- Conducting regular training sessions to educate employees about harassment prevention.
- Creating a safe and inclusive work environment where harassment is not tolerated.
Types of Workplace Harassment and Discrimination
Workplace harassment and discrimination can take various forms, including:
- Verbal harassment: This includes offensive remarks, derogatory comments, or slurs based on a person's protected status.
- Physical harassment: Physical acts of aggression or inappropriate touching that create a hostile work environment.
- Sexual harassment: Unwanted sexual advances, requests for sexual favors, or other verbal or physical conduct of a sexual nature that creates an uncomfortable environment.
- Retaliation: When an employer takes adverse action against an employee who has complained about discrimination or harassment.
- Age discrimination: Treating an employee less favorably because of their age, especially for those over 40 years old.
- Disability discrimination: Treating an individual with disabilities unfairly in hiring decisions, job assignments, promotions, or terminations.
- Religious discrimination: Treating someone differently because of their religious beliefs or practices.
How Harassment Affects the Workplace
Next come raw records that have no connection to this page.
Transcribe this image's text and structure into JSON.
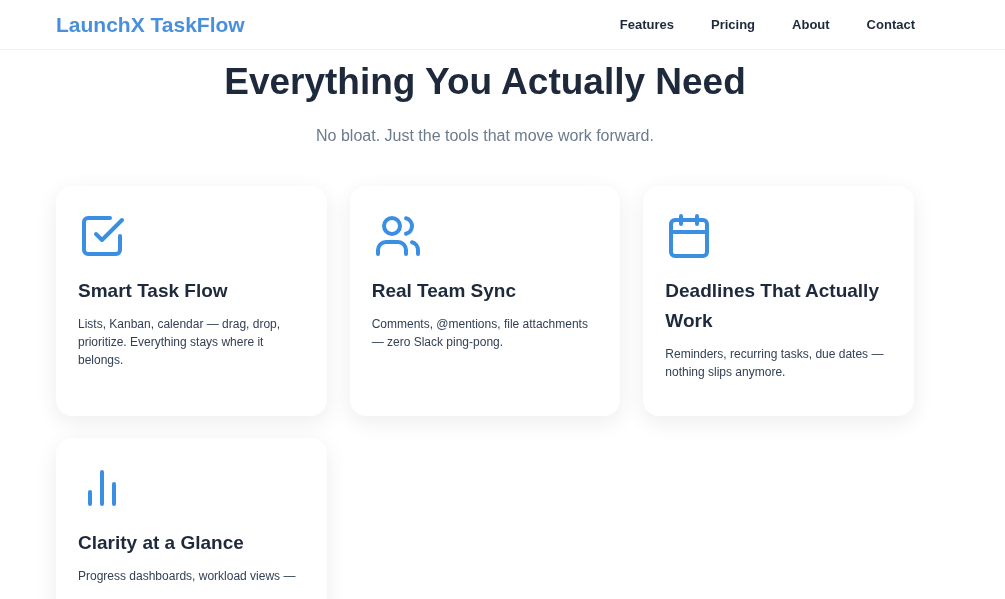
{
  "brand": "LaunchX TaskFlow",
  "nav": [
    "Features",
    "Pricing",
    "About",
    "Contact"
  ],
  "heading": "Everything You Actually Need",
  "subheading": "No bloat. Just the tools that move work forward.",
  "features": [
    {
      "kind": "checklist",
      "title": "Smart Task Flow",
      "text": "Lists, Kanban, calendar — drag, drop, prioritize. Everything stays where it belongs."
    },
    {
      "kind": "team",
      "title": "Real Team Sync",
      "text": "Comments, @mentions, file attachments — zero Slack ping-pong."
    },
    {
      "kind": "calendar",
      "title": "Deadlines That Actually Work",
      "text": "Reminders, recurring tasks, due dates — nothing slips anymore."
    },
    {
      "kind": "chart",
      "title": "Clarity at a Glance",
      "text": "Progress dashboards, workload views —"
    }
  ]
}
Harassment in the workplace can have a significant impact on employees and the overall work environment. It creates a hostile atmosphere where individuals feel uncomfortable, stressed, and unable to perform their best.
Harassment can lead to decreased job satisfaction, increased absenteeism, and even resignation or termination. Not only does it harm the targeted individual, but it also affects morale and productivity among other team members.
Additionally, harassment often goes against company values of equality and fairness. Employers should take immediate action to address harassment in order to create a safe and respectful workplace for all employees.
Reporting Workplace Harassment or Discrimination
Employees have the right to report workplace harassment or discrimination. Here are the steps to follow:
- Keep a detailed record of events, including dates, locations, and witnesses.
- Review your employer's anti - discrimination policy and follow its reporting procedures.
- Contact your supervisor or human resources department to report the harassment or discrimination.
- If your employer does not take your complaint seriously or fails to address the issue, consider contacting the Equal Employment Opportunity Commission (EEOC) or an attorney for assistance.
Take action against workplace discrimination and harassment by recognizing the signs, understanding anti-discrimination laws, and empowering employees to speak up. Handle complaints by conducting respectful interviews, following established procedures, maintaining confidentiality, and cooperating with government agencies.
Remember that reporting discrimination is crucial in creating a safe and inclusive workplace. Seek legal advice if needed to ensure your rights are protected and the issue is addressed appropriately.
Related Topics: You may also be interested in learning about what to do if your employment rights are violated, understanding workers rights and protections, and legal considerations for remote and freelance workers,.
Crystal Rose is a spirited digital nomad and lifestyle blogger, advocating for remote work and independent living. A bold dream chaser, Crystal swapped the traditional 9-5 grind for a laptop and a worldwide adventure. She passionately shares her insights on work-life balance, productivity, and travel through her blog. Known for her feisty writing and honest advice, she empowers readers to embrace freedom and create their own dream life.